Astronomers have discovered the first evidence of ultra-rare ‘Trojan’ planets: two sibling planets bound on the same orbit around the same star.
The potential co-orbiting planets, dancing around the young star PDS 70 roughly 370 light-years away, consist of a Jupiter-size planet and a cloud of debris — possibly the shattered remains of a dead planet, or the gathering building blocks of one yet to be born.
Lagrange points are places in a solar system where the gravitational pulls of a star and an orbiting planet balance out the motion of an object’s orbit, trapping the object so that it moves in lock-step with the planet.
It takes a quadrillion years for a white dwarf to crystallize, and since the Universe is not even 14 billion years old, astronomers will never spot a fully crystallized one. But this research removes some of the mystery by finding one that’s just starting to become a cosmic diamond. Curious astronomers will study more of these bizarre stellar remnants, and one day, we may know exactly how and when something so strange can happen.
A skyscraper-size asteroid flew closer to Earth than the moon — and scientists didn’t notice until 2 days later
Now dubbed 2023 NT1, the roughly 200-foot-wide (60 meters) space rock sailed past our planet on July 13, traveling at an estimated 53,000 mph (86,000 km/h), according to NASA. However, because the rock flew toward Earth from the direction of the sun, our star’s glare blinded telescopes to the asteroid’s approach until long after it had passed.
Astronomers didn’t catch wind of the building-size rock until July 15, when a telescope in South Africa — part of the Asteroid Terrestrial-impact Last Alert System (ATLAS), an array of telescopes designed to spot asteroids several days to weeks before any potential impact — caught the rock making its exit from our neighborhood.
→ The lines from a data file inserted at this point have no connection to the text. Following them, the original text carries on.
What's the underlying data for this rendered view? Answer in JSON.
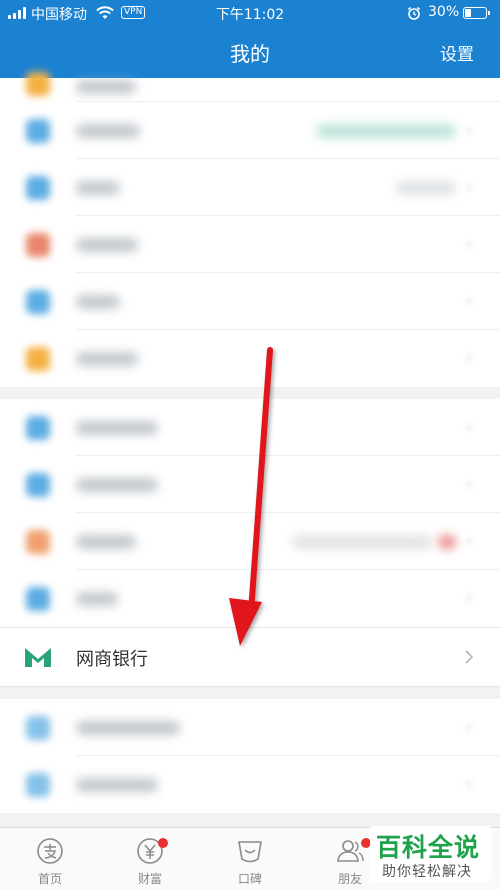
{
  "status_bar": {
    "carrier": "中国移动",
    "vpn_label": "VPN",
    "time": "下午11:02",
    "battery_percent_text": "30%",
    "battery_level": 0.3
  },
  "header": {
    "title": "我的",
    "settings_label": "设置"
  },
  "blurred_rows_section1": [
    {
      "icon_color": "#f5b041",
      "partial": true
    },
    {
      "icon_color": "#5dade2",
      "detail_color": "#8fd3c1"
    },
    {
      "icon_color": "#5dade2",
      "detail_color": "#c9ced4"
    },
    {
      "icon_color": "#e8866a"
    },
    {
      "icon_color": "#5dade2"
    },
    {
      "icon_color": "#f5b041"
    }
  ],
  "blurred_rows_section2": [
    {
      "icon_color": "#5dade2"
    },
    {
      "icon_color": "#5dade2"
    },
    {
      "icon_color": "#f0a070",
      "detail_color": "#d9a3a3"
    },
    {
      "icon_color": "#5dade2"
    }
  ],
  "bank_row": {
    "label": "网商银行",
    "icon": "mybank-logo-icon",
    "brand_color": "#2aa37c"
  },
  "blurred_rows_section3": [
    {
      "icon_color": "#85c1e9"
    },
    {
      "icon_color": "#85c1e9"
    }
  ],
  "annotation": {
    "arrow_color": "#e0141e"
  },
  "tabbar": {
    "tabs": [
      {
        "label": "首页",
        "icon": "alipay-home-icon"
      },
      {
        "label": "财富",
        "icon": "wealth-yen-icon",
        "badge": true
      },
      {
        "label": "口碑",
        "icon": "koubei-icon"
      },
      {
        "label": "朋友",
        "icon": "friends-icon",
        "badge": true
      }
    ]
  },
  "watermark": {
    "title": "百科全说",
    "subtitle": "助你轻松解决"
  }
}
More than a dozen other telescopes also spotted the rock shortly afterward, according to the International Astronomical Union’s Minor Planet Center.
“Planetary nebulas offer us a window into the heart of our galaxy and this insight deepens our understanding of the dynamics and evolution of the Milky Way’s bulge region,” University of Manchester astrophysicist Albert Zijlstra said in a statement.
Studying 136 planetary nebulas in the thickest part of the Milky Way, the galactic bulge, with the Very Large Telescope (VLT), the team discovered that each is unrelated and comes from different stars, which died at different times and spent their lives in different locations.
The researchers also found that the shapes of these planetary nebulas line up in the sky in the same way. Not only this, but they are also aligned almost parallel to the plane of the Milky Way.